The Pontiff, Pope Francis, issued a remarkable mini-video message on the Fourth World Meeting of Popular Movements on social justice yesterday, a “mini encyclical” as someone noted. It included comparing the Parable of the Good Samaritan to the protests over the death of George Floyd.
His dictum explains — in his mind — that we cannot go back to normal. He appears to support the lockdowns and much of what The Great Reset happens to expound.
His praise of the anarcho-communists of Black Lives Matter and Antifa, who hurt, killed, robbed, and burned ostensibly over George Floyd was the most stunning:
Do you know what comes to mind now when, together with popular movements, I think of the Good Samaritan? Do you know what comes to mind? The protests over the death of George Floyd.
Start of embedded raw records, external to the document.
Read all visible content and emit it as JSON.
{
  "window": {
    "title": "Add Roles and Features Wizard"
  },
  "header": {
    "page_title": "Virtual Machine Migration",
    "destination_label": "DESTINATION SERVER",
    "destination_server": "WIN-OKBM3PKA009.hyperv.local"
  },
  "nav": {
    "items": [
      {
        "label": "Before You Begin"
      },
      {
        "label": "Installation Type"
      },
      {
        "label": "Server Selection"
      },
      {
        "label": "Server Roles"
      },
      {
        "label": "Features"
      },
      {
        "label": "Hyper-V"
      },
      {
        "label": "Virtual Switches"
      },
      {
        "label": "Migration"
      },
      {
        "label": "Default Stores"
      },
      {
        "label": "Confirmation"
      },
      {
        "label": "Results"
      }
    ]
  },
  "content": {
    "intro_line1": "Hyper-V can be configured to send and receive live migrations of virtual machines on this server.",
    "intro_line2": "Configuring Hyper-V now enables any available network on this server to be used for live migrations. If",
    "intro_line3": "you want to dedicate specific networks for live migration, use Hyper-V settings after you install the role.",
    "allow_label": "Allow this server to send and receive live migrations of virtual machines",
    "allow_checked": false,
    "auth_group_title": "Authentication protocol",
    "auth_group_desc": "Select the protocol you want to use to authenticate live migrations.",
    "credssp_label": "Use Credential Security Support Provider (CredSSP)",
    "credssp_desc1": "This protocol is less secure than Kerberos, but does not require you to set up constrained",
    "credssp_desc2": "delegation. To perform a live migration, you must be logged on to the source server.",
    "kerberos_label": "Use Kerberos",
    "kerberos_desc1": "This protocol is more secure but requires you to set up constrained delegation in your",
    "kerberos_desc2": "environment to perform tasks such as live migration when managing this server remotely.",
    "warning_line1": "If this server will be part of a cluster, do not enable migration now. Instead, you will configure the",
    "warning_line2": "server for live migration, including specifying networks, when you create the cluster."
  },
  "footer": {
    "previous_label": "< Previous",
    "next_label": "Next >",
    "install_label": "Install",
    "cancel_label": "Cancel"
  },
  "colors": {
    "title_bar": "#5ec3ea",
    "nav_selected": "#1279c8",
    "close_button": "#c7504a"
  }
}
It is clear that this type of reaction against social, racial, or macho injustice can be manipulated or exploited by political machinations or whatever, but the main thing is that, in that protest against this death, there was the Collective Samaritan who is no fool! This movement did not pass by on the other side of the road when it saw the injury to human dignity caused by an abuse of power. The popular movements are not only social poets but also collective Samaritans.
In these processes, there are many young people who feel hope, but there are many other young people who are sad, who perhaps in order to feel something in this world need to resort to the cheap consolations offered by the consumerist and narcotising system. And others, sad to say, others choose to leave the system altogether. The statistics on youth suicides are not published in their entirety. What you do is very important, but it is also important that you succeed in transmitting to present and future generations the same thing that inflames your hearts. In this you have a dual task or responsibility. Like the Good Samaritan, to tend attentively to all those who are stricken along the way, and at the same time, to ensure that many more join in: the poor and the oppressed of the earth deserve it, and our common home demands it of us.
He’s no fan of capitalism but sure seems to love communistic-syle systems.
He supports communist universal basic income, wealth redistribution, and the popular economy.
In past meetings, we talked about urban integration, family farming, and the popular economy. We have to go on working together to make them a reality, and now let me add two more: the universal wage and shortening the workday.
A basic income (the UBI) or salary so that everyone in the world may have access to the most basic necessities of life. It is right to fight for a humane distribution of these resources, and it is up to governments to establish tax and redistribution schemes so that the wealth of one part of society is shared fairly, but without imposing an unbearable burden, especially upon the middle class. Generally, when conflicts arise in this matter, it is the middle class that suffers most. Let us not forget that today’s huge fortunes are the fruit of the work, scientific research, and technical innovation of thousands of men and women over generations.
Shortening the workday is another possibility: the minimum income is one, the reduction of the working day is another possibility and one that needs seriously to be explored.
He’s a big supporter of social justice, which, in the USA, is defined by Barack Obama and it is communism. Pope Francis says it’s part of the church teachings.
As part of the conclusion, Pope Francis wrote: Let us reaffirm the commitment we made in Bolivia: to place the economy at the service of the people in order to build a lasting peace based on social justice and on care for our Common Home. Continue to promote your agenda of land, work, and housing. Continue to dream together. And thank you, thank you very much, thank you for letting me dream with you.
“Bolivia?” The communist dictatorship?
I love the Catholic Church, but this Pope — no thanks!
Pope Francis’ message today to meeting of ‘Popular Movements’.
It begins with: “Dear social poets … ”
Wonderful, no-holds-barred reflection on the state of the world & how we should respond.
Video (Spanish, with English subs):https://t.co/ib0etAh0xN
— Kevin O’Higgins, S.J. 🕊️ (@kevohsj) October 16, 2021